= Task requirements =
Consider the data that follows and state how many lines contain the string "Ihre", using the number alone.

= Data for processing =
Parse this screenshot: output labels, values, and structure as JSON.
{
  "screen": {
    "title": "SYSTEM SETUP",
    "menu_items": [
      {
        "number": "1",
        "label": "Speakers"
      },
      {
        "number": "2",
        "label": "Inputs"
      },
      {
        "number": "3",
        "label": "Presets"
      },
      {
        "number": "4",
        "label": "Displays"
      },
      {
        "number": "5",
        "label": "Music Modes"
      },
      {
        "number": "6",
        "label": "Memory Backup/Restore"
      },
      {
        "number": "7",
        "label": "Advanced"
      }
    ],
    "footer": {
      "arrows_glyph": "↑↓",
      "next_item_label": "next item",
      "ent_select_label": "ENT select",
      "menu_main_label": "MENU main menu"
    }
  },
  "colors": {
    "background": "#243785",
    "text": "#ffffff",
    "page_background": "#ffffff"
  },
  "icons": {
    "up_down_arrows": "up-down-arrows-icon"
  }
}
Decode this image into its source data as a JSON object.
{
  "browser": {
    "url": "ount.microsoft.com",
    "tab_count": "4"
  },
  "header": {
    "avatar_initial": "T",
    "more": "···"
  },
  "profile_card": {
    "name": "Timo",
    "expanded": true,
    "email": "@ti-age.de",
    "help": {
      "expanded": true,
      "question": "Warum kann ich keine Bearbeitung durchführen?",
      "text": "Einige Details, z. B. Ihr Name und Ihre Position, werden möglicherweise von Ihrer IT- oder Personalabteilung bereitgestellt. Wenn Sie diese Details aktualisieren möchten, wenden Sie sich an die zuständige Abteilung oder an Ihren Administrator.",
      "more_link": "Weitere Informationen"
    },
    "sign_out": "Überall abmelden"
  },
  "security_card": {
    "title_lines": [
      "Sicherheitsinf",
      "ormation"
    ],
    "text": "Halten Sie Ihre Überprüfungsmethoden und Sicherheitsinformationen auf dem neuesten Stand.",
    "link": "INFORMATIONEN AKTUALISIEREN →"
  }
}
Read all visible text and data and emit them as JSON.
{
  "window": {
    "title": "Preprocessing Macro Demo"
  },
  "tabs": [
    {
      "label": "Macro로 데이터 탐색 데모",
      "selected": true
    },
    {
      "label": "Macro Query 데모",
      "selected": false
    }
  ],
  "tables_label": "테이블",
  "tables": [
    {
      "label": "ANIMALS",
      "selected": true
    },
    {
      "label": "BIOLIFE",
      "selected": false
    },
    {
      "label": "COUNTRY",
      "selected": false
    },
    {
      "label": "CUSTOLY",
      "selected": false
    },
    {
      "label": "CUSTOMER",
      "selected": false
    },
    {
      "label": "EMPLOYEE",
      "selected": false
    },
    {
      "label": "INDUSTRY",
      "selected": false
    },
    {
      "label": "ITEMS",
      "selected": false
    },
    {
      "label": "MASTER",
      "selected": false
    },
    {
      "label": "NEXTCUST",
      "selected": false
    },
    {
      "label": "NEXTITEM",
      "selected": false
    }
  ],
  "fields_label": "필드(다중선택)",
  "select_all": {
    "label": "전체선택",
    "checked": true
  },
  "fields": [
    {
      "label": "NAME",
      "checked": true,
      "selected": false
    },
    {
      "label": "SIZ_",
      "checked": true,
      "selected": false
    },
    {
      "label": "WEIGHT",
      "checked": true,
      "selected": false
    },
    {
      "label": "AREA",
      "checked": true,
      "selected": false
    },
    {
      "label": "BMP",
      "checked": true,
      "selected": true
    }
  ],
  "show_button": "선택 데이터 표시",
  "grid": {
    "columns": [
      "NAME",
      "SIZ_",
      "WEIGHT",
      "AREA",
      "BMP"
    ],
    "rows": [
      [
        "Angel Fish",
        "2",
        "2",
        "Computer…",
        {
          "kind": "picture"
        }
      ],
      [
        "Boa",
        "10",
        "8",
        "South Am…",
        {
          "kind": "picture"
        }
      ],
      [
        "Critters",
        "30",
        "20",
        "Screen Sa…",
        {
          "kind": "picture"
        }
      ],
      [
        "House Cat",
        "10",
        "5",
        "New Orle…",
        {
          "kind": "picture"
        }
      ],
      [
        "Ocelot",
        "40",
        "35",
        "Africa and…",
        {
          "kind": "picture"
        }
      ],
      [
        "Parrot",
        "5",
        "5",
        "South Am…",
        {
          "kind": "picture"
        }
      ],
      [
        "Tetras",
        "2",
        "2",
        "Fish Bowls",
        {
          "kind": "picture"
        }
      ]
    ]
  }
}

= Written solution =
2